Another person to draw inspiration from the trees of Sherwood Forest was Hayman Rooke, a retired major who made his home in Mansfield Woodhouse and is well-known as an antiquarian in the area. The Major Oak is named after him.
Professor Watkins informed us that the best fragments of Sherwood Forest are within 25 minutes of the City centre, including that part of Colwick Park which lies atop the cliff – a park within Sherwood Forest. We heard that, surprisingly, there were more woodlands in the county in the 1970s than in the 1830s.
Ancient oak at Haywood Oaks. Photograph by Charles Watkins.
Ancient trees are still a feature of Sherwood Forest but owners in the past also often protected such trees for their antiquity and interest. However, there were many uses for the Notts woodlands such as the making of birch charcoal, an important source of industrial fuel - Sherwood Forest was vitally important for industry. It was also valuable for grazing and pannage for pigs, sheep and, in lesser numbers, long-horned cattle. Richard Neale of Edwinstowe attempted in the 17th century to control the numbers of pigs being let loose in his forest lands by imposing a limit of two per cottage. The traditional right to allow pigs to feed in the forest went on into the 18th century. Acorns and beech-mast were also commodities which could be sold.
Charles introduced us to many interesting people who lived, worked or wrote about Sherwood Forest. One such was Christopher Thomson of Edwinstowe who wrote an “Autobiography of an Artisan” in 1847. Thomson, we were told, was a one-man Mechanics Institute, establishing a library and free classes for the local inhabitants. He wrote in his Hallamshire Scrapbook of the rights which people had enjoyed from the forest lands half a century before he was writing and had now lost. It was he who recorded that the Major Oak had previously been used to keep fowls in but, because of the vast size, the fowls were banished and it was renamed.

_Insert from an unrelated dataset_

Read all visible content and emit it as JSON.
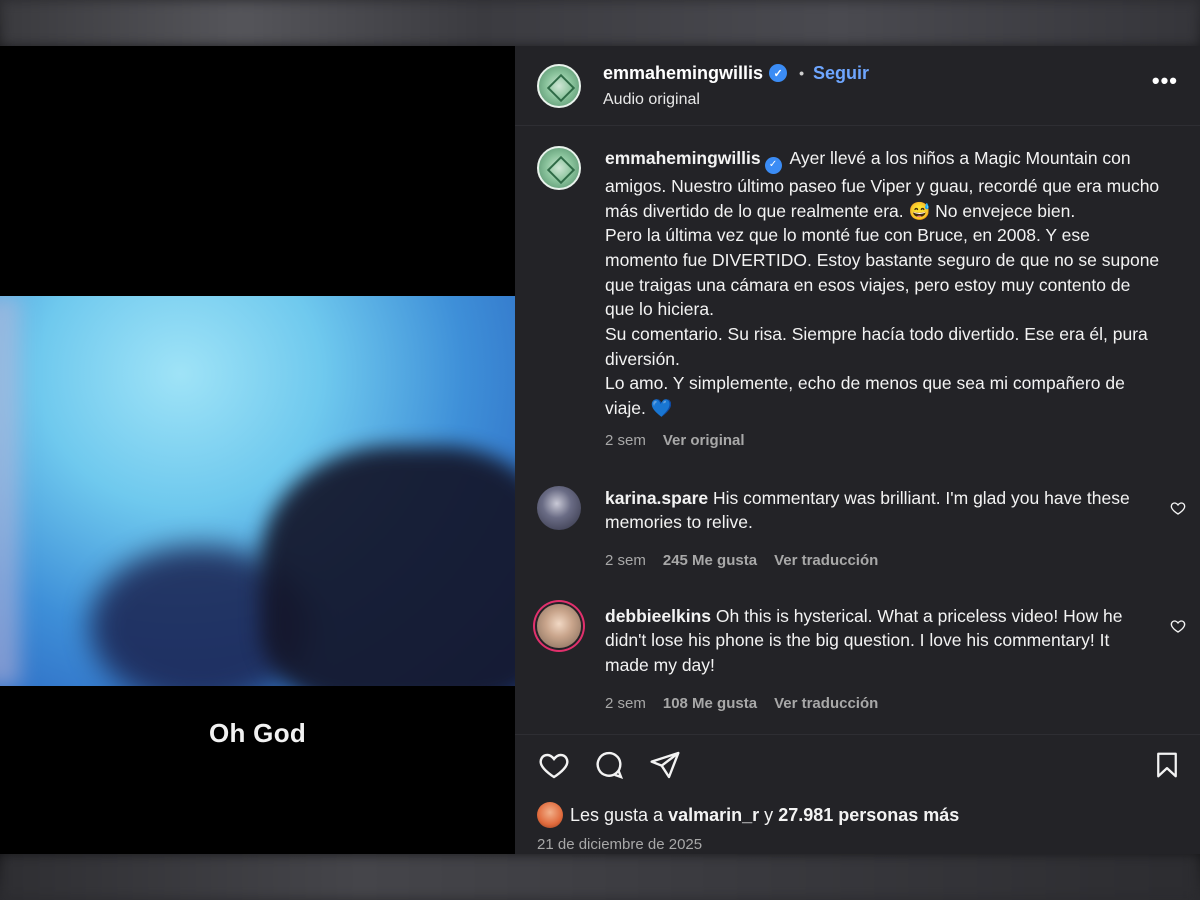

A most interesting lecture from Professor Watkins – which managed to bring into a clear focus the varied ways in which the forest land and Nottinghamshire trees were so important to the county – valuable resources for us to treasure still.